* _Task goal_
An exact copy of the data is needed, one that excludes all pictures.

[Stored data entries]
⁂

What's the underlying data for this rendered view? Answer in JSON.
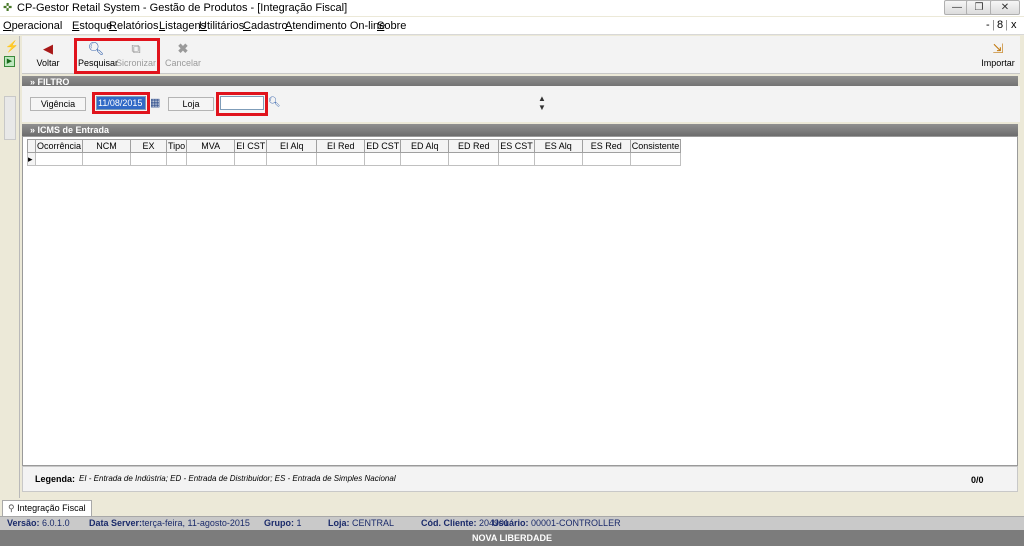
{
  "window": {
    "title": "CP-Gestor Retail System - Gestão de Produtos - [Integração Fiscal]",
    "minimize": "—",
    "restore": "❐",
    "close": "✕"
  },
  "menubar": {
    "items": [
      {
        "first": "O",
        "rest": "peracional"
      },
      {
        "first": "E",
        "rest": "stoque"
      },
      {
        "first": "R",
        "rest": "elatórios"
      },
      {
        "first": "L",
        "rest": "istagens"
      },
      {
        "first": "U",
        "rest": "tilitários"
      },
      {
        "first": "C",
        "rest": "adastro"
      },
      {
        "first": "A",
        "rest": "tendimento On-line"
      },
      {
        "first": "S",
        "rest": "obre"
      }
    ],
    "mdi_controls": [
      "-",
      "|",
      "8",
      "|",
      "x"
    ]
  },
  "toolbar": {
    "voltar": "Voltar",
    "pesquisar": "Pesquisar",
    "sicronizar": "Sicronizar",
    "cancelar": "Cancelar",
    "importar": "Importar"
  },
  "filter": {
    "header": "» FILTRO",
    "vigencia_label": "Vigência",
    "vigencia_value": "11/08/2015",
    "loja_label": "Loja",
    "loja_value": ""
  },
  "grid": {
    "header": "» ICMS de Entrada",
    "columns": [
      "Ocorrência",
      "NCM",
      "EX",
      "Tipo",
      "MVA",
      "EI CST",
      "EI Alq",
      "EI Red",
      "ED CST",
      "ED Alq",
      "ED Red",
      "ES CST",
      "ES Alq",
      "ES Red",
      "Consistente"
    ]
  },
  "legend": {
    "label": "Legenda",
    "text": "EI - Entrada de Indústria;  ED - Entrada de Distribuidor;  ES - Entrada de Simples Nacional",
    "count": "0/0"
  },
  "doc_tab": "Integração Fiscal",
  "status": {
    "versao_label": "Versão:",
    "versao": "6.0.1.0",
    "data_server_label": "Data Server:",
    "data_server": "terça-feira, 11-agosto-2015",
    "grupo_label": "Grupo:",
    "grupo": "1",
    "loja_label": "Loja:",
    "loja": "CENTRAL",
    "cod_cliente_label": "Cód. Cliente:",
    "cod_cliente": "204901",
    "usuario_label": "Usuário:",
    "usuario": "00001-CONTROLLER"
  },
  "footer": "NOVA LIBERDADE",
  "colors": {
    "highlight_red": "#e0131c",
    "selection_blue": "#3169c6",
    "section_gray": "#7c7c7c"
  },
  "icons": {
    "voltar": "arrow-left-icon",
    "pesquisar": "globe-search-icon",
    "sicronizar": "sync-documents-icon",
    "cancelar": "cancel-x-icon",
    "importar": "import-icon",
    "calendar": "calendar-icon",
    "loja_search": "globe-search-icon"
  }
}
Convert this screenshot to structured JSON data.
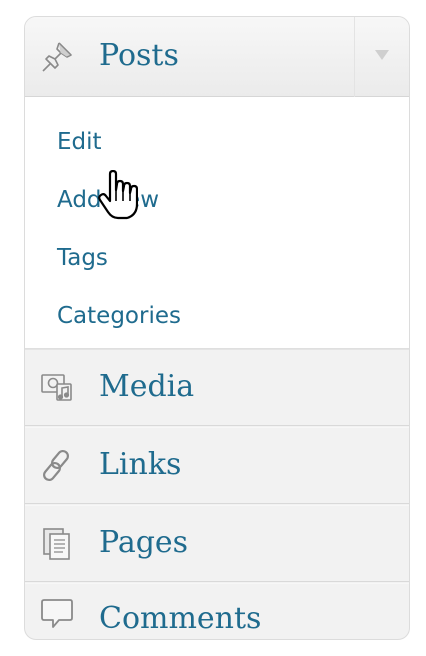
{
  "menu": {
    "posts": {
      "label": "Posts",
      "icon": "pushpin-icon",
      "toggle_icon": "triangle-down-icon",
      "submenu": {
        "edit": "Edit",
        "add_new": "Add New",
        "tags": "Tags",
        "categories": "Categories"
      }
    },
    "media": {
      "label": "Media",
      "icon": "media-icon"
    },
    "links": {
      "label": "Links",
      "icon": "chain-link-icon"
    },
    "pages": {
      "label": "Pages",
      "icon": "pages-icon"
    },
    "comments": {
      "label": "Comments",
      "icon": "speech-bubble-icon"
    }
  },
  "cursor": {
    "icon": "hand-pointer-cursor-icon"
  },
  "colors": {
    "link_text": "#1f6b8e",
    "menu_background": "#f2f2f2",
    "submenu_background": "#ffffff",
    "border": "#dcdcdc"
  }
}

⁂

* _Task answer_
What's the underlying data for this rendered view? Answer in JSON.
{
  "window": {
    "title": "CP-Gestor Retail System - Gestão de Produtos - [Integração Fiscal]",
    "minimize": "—",
    "restore": "❐",
    "close": "✕"
  },
  "menubar": {
    "items": [
      {
        "first": "O",
        "rest": "peracional"
      },
      {
        "first": "E",
        "rest": "stoque"
      },
      {
        "first": "R",
        "rest": "elatórios"
      },
      {
        "first": "L",
        "rest": "istagens"
      },
      {
        "first": "U",
        "rest": "tilitários"
      },
      {
        "first": "C",
        "rest": "adastro"
      },
      {
        "first": "A",
        "rest": "tendimento On-line"
      },
      {
        "first": "S",
        "rest": "obre"
      }
    ],
    "mdi_controls": [
      "-",
      "|",
      "8",
      "|",
      "x"
    ]
  },
  "toolbar": {
    "voltar": "Voltar",
    "pesquisar": "Pesquisar",
    "sicronizar": "Sicronizar",
    "cancelar": "Cancelar",
    "importar": "Importar"
  },
  "filter": {
    "header": "» FILTRO",
    "vigencia_label": "Vigência",
    "vigencia_value": "11/08/2015",
    "loja_label": "Loja",
    "loja_value": ""
  },
  "grid": {
    "header": "» ICMS de Entrada",
    "columns": [
      "Ocorrência",
      "NCM",
      "EX",
      "Tipo",
      "MVA",
      "EI CST",
      "EI Alq",
      "EI Red",
      "ED CST",
      "ED Alq",
      "ED Red",
      "ES CST",
      "ES Alq",
      "ES Red",
      "Consistente"
    ]
  },
  "legend": {
    "label": "Legenda",
    "text": "EI - Entrada de Indústria;  ED - Entrada de Distribuidor;  ES - Entrada de Simples Nacional",
    "count": "0/0"
  },
  "doc_tab": "Integração Fiscal",
  "status": {
    "versao_label": "Versão:",
    "versao": "6.0.1.0",
    "data_server_label": "Data Server:",
    "data_server": "terça-feira, 11-agosto-2015",
    "grupo_label": "Grupo:",
    "grupo": "1",
    "loja_label": "Loja:",
    "loja": "CENTRAL",
    "cod_cliente_label": "Cód. Cliente:",
    "cod_cliente": "204901",
    "usuario_label": "Usuário:",
    "usuario": "00001-CONTROLLER"
  },
  "footer": "NOVA LIBERDADE",
  "colors": {
    "highlight_red": "#e0131c",
    "selection_blue": "#3169c6",
    "section_gray": "#7c7c7c"
  },
  "icons": {
    "voltar": "arrow-left-icon",
    "pesquisar": "globe-search-icon",
    "sicronizar": "sync-documents-icon",
    "cancelar": "cancel-x-icon",
    "importar": "import-icon",
    "calendar": "calendar-icon",
    "loja_search": "globe-search-icon"
  }
}
Convert this screenshot to structured JSON data.
{
  "menu": {
    "posts": {
      "label": "Posts",
      "icon": "pushpin-icon",
      "toggle_icon": "triangle-down-icon",
      "submenu": {
        "edit": "Edit",
        "add_new": "Add New",
        "tags": "Tags",
        "categories": "Categories"
      }
    },
    "media": {
      "label": "Media",
      "icon": "media-icon"
    },
    "links": {
      "label": "Links",
      "icon": "chain-link-icon"
    },
    "pages": {
      "label": "Pages",
      "icon": "pages-icon"
    },
    "comments": {
      "label": "Comments",
      "icon": "speech-bubble-icon"
    }
  },
  "cursor": {
    "icon": "hand-pointer-cursor-icon"
  },
  "colors": {
    "link_text": "#1f6b8e",
    "menu_background": "#f2f2f2",
    "submenu_background": "#ffffff",
    "border": "#dcdcdc"
  }
}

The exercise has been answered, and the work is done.